*Problem to work on*
Where the string "title" occurs in a line of the entries below, copy that line.

Component data from apps and pages
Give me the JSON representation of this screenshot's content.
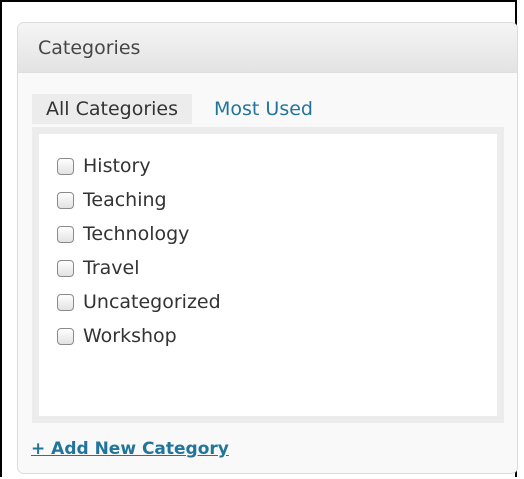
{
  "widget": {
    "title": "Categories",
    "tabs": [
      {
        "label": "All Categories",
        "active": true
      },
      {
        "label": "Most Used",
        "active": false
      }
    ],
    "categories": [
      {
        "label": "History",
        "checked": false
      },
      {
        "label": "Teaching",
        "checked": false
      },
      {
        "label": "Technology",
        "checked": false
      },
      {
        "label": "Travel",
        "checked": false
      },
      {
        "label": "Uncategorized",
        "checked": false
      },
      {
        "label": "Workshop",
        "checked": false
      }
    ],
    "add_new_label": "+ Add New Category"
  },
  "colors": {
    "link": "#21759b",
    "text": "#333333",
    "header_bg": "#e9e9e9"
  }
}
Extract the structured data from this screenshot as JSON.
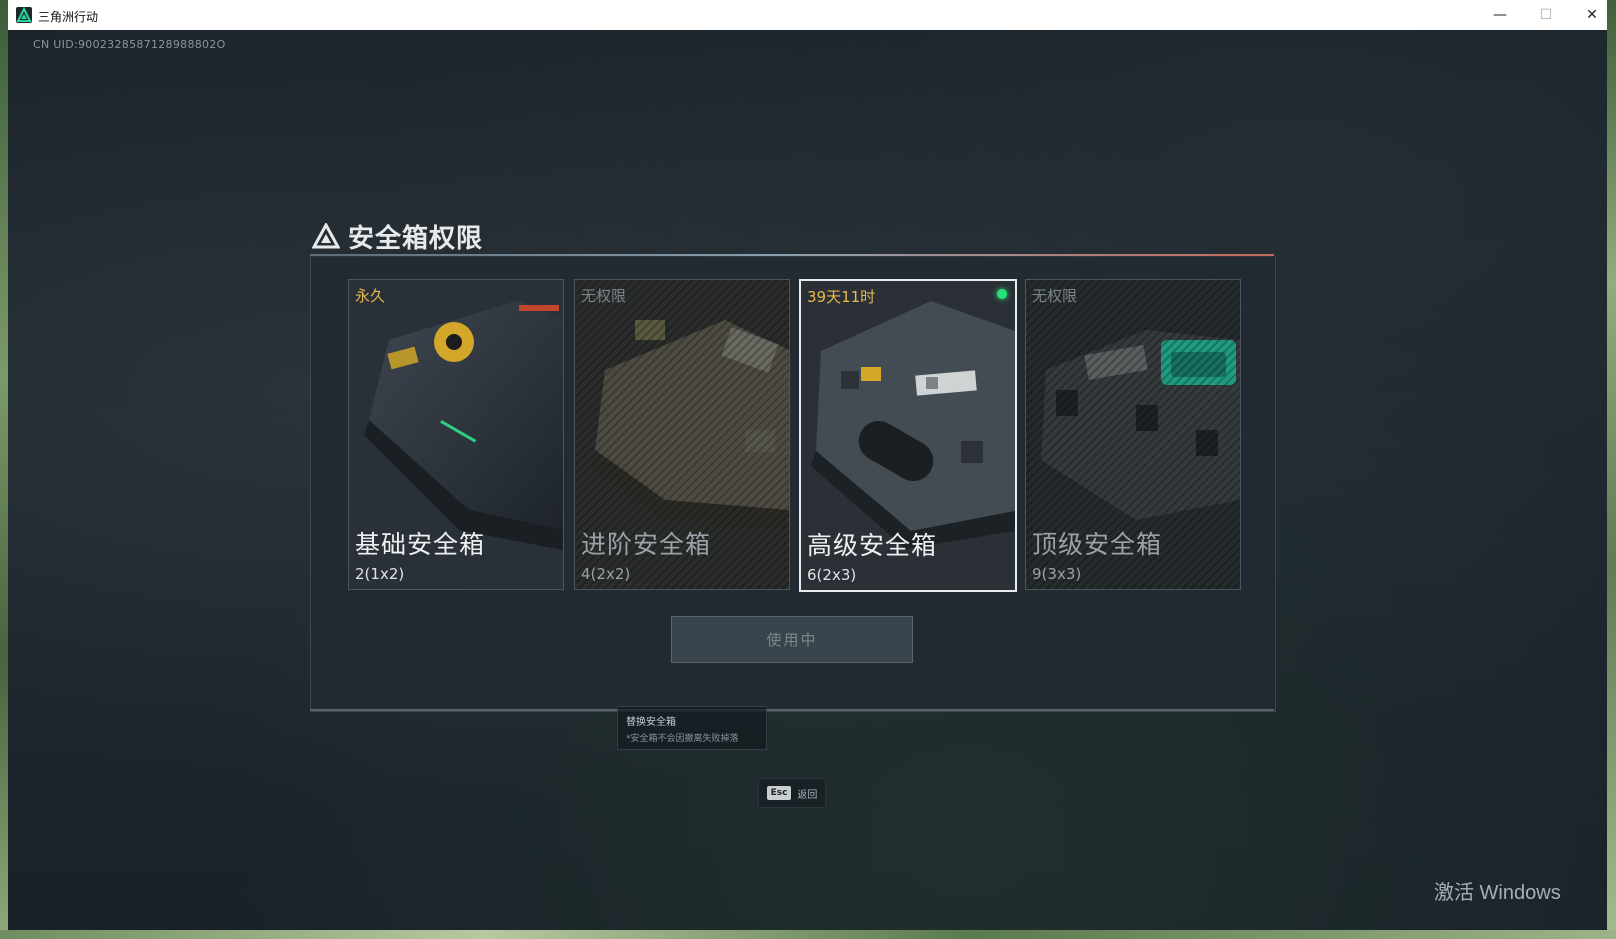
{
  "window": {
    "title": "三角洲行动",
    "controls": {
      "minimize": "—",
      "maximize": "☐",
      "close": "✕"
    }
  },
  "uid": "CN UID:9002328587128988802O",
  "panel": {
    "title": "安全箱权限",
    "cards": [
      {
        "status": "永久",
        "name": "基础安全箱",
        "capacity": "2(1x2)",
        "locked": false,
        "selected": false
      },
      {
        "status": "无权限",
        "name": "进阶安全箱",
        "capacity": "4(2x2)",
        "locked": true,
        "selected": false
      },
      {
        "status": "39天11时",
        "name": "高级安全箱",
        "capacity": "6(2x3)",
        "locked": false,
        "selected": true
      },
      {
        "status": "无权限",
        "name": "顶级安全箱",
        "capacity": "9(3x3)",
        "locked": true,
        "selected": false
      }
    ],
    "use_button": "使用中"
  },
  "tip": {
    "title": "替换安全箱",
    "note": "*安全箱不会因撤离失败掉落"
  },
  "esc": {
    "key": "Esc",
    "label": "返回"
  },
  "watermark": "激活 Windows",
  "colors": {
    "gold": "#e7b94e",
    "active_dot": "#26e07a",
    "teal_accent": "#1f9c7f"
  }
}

*Result*
    "title": "Categories",
    "title": "三角洲行动",
    "title": "安全箱权限",
    "title": "替换安全箱",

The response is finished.